[Dataset rows describing interfaces]
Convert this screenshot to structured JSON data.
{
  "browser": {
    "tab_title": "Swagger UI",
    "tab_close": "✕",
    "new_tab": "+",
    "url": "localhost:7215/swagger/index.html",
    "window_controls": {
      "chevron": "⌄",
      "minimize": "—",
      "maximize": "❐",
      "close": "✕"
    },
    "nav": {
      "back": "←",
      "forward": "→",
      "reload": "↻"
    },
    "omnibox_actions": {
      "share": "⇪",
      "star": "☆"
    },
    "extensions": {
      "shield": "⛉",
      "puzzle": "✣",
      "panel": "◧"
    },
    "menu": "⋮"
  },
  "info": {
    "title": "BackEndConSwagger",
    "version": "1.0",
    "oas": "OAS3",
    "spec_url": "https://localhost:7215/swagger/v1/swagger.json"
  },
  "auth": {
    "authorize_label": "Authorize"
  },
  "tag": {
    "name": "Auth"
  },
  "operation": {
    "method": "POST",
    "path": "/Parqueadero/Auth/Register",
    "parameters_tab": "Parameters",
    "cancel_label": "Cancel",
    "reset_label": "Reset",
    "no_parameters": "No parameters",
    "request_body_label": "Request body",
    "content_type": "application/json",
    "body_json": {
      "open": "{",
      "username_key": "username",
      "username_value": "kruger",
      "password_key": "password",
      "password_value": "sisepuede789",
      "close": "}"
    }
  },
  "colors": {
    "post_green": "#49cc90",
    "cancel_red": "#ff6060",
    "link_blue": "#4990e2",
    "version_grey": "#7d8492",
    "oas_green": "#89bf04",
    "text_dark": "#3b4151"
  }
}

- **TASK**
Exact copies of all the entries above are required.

- **RESPONSE**
Convert this screenshot to structured JSON data.
{
  "browser": {
    "tab_title": "Swagger UI",
    "tab_close": "✕",
    "new_tab": "+",
    "url": "localhost:7215/swagger/index.html",
    "window_controls": {
      "chevron": "⌄",
      "minimize": "—",
      "maximize": "❐",
      "close": "✕"
    },
    "nav": {
      "back": "←",
      "forward": "→",
      "reload": "↻"
    },
    "omnibox_actions": {
      "share": "⇪",
      "star": "☆"
    },
    "extensions": {
      "shield": "⛉",
      "puzzle": "✣",
      "panel": "◧"
    },
    "menu": "⋮"
  },
  "info": {
    "title": "BackEndConSwagger",
    "version": "1.0",
    "oas": "OAS3",
    "spec_url": "https://localhost:7215/swagger/v1/swagger.json"
  },
  "auth": {
    "authorize_label": "Authorize"
  },
  "tag": {
    "name": "Auth"
  },
  "operation": {
    "method": "POST",
    "path": "/Parqueadero/Auth/Register",
    "parameters_tab": "Parameters",
    "cancel_label": "Cancel",
    "reset_label": "Reset",
    "no_parameters": "No parameters",
    "request_body_label": "Request body",
    "content_type": "application/json",
    "body_json": {
      "open": "{",
      "username_key": "username",
      "username_value": "kruger",
      "password_key": "password",
      "password_value": "sisepuede789",
      "close": "}"
    }
  },
  "colors": {
    "post_green": "#49cc90",
    "cancel_red": "#ff6060",
    "link_blue": "#4990e2",
    "version_grey": "#7d8492",
    "oas_green": "#89bf04",
    "text_dark": "#3b4151"
  }
}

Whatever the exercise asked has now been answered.